This is the last post in my weekly series called “In the Raw.” These are posts that I wrote early (2-3 years) into my grief following the deaths of our identical twin daughters in 2011. Writing helped me to process what I was feeling, and my hope is that by sharing these, newly bereaved parents will recognize that they are not alone in their thoughts and emotions.
This post was originally written in May of 2014.
Three years ago today, it was Mother’s Day and I delivered my twin daughters by emergency c-section at 28 weeks and 2 days.
Fiona had died eight weeks earlier and Brigid made her way into the world silently. She was whisked away to the NICU, and I didn’t even get to look at her. I remember I had to beg to see Fiona because she looked so bad that they didn’t want to show her to me. I am so thankful that I insisted. I had to tell them that I knew she was not going to look normal, but I still wanted to see her.
You see, the morning before my in utero surgery was the last time I felt Fiona move. I needed her to stay alive until the surgery or else we couldn’t have it. That morning after a fitful, sleepless night, I cried and rubbed the spot on my belly where I knew she was – pressed up against my right side – and prayed that she had made it through the night. And she gave me a little kick as if to let me know. Our sweet girl held on just long enough to save the life of her sister, and I wanted to hold her and thank her for that. The nurse offered to take photographs of her for us. I am so grateful that she did.
Another nurse snapped a photo of our little Brigid in the time between the removal of her C-Pap mask and her intubation so that I could see her precious face. She even made a little pink bow for her and put it in her hair for the photo. The thoughtfulness of this action was so moving to me.
I was wheeled into the NICU to see Brigid and then back to my room to recover. But that recovery did not include rest. It involved visits from clergy and bereavement counselors and people asking what we wanted to do with Fiona’s body and NICU doctors giving me updates and packets of information about funeral homes. It was so much to process – one tiny baby hanging on in the NICU and the other needing me to make decisions about how to “handle” her remains.
I was overwhelmed.
I can remember those feelings every year – trying to be strong and to navigate everything while feeling so emotionally and physically weak.
And this year is no different. Except that, despite all of my could bes and should bes from the past week, I am reminded, kindly, gently, by a Father who has never been anything but loving and trustworthy and good to me, that He is. There is no subjunctive with Him. No conditions that need to be met.

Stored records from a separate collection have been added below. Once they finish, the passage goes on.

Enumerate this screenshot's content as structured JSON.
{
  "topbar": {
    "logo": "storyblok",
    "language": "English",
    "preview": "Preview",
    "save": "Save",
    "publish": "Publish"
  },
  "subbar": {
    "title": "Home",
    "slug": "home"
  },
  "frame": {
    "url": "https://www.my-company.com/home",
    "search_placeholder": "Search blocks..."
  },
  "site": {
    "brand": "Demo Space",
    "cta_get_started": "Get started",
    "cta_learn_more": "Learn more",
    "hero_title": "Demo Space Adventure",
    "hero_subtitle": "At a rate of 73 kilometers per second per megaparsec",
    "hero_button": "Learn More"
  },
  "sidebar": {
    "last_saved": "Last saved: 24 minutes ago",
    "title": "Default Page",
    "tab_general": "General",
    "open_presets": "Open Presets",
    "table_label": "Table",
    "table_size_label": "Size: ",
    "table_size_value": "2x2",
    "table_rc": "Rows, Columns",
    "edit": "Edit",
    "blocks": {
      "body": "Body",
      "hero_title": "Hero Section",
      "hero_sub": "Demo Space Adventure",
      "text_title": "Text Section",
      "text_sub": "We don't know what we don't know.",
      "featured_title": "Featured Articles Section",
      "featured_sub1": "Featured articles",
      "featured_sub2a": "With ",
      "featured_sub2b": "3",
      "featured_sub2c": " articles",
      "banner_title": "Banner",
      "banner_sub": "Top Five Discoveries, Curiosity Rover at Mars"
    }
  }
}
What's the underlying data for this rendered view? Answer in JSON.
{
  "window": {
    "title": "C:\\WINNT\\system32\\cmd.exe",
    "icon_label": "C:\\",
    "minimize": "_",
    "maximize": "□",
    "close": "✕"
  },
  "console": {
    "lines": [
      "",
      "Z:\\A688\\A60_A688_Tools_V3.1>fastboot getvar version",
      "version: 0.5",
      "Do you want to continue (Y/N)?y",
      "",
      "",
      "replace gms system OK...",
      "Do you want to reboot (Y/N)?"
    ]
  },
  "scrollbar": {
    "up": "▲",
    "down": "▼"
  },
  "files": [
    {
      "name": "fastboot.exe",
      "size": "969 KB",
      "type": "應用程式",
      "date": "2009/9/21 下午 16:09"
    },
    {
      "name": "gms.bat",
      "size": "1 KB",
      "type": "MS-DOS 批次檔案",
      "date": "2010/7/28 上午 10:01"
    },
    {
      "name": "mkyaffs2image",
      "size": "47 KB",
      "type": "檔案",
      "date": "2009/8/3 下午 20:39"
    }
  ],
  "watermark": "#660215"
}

He IS. He WAS then, and He WILL BE.
I can’t believe I didn’t think of it sooner, as I was looping my could be and should be thoughts around in my head earlier this week and trying to find relief in the indicative, but this song that we used in Brigid’s memorial service is such a good reminder. It’s from Steven Curtis Chapman’s album, Beauty Will Rise, which he wrote after the tragic death of his own three-year-old daughter.
This is not how it should be
This is not how it could be
But this is how it is
And our God is in control.
I believe He was in control from the very beginning, that He has a plan for us that included allowing the death of our girls, and that we will be reunited with them again one day.
I can’t wait for that day.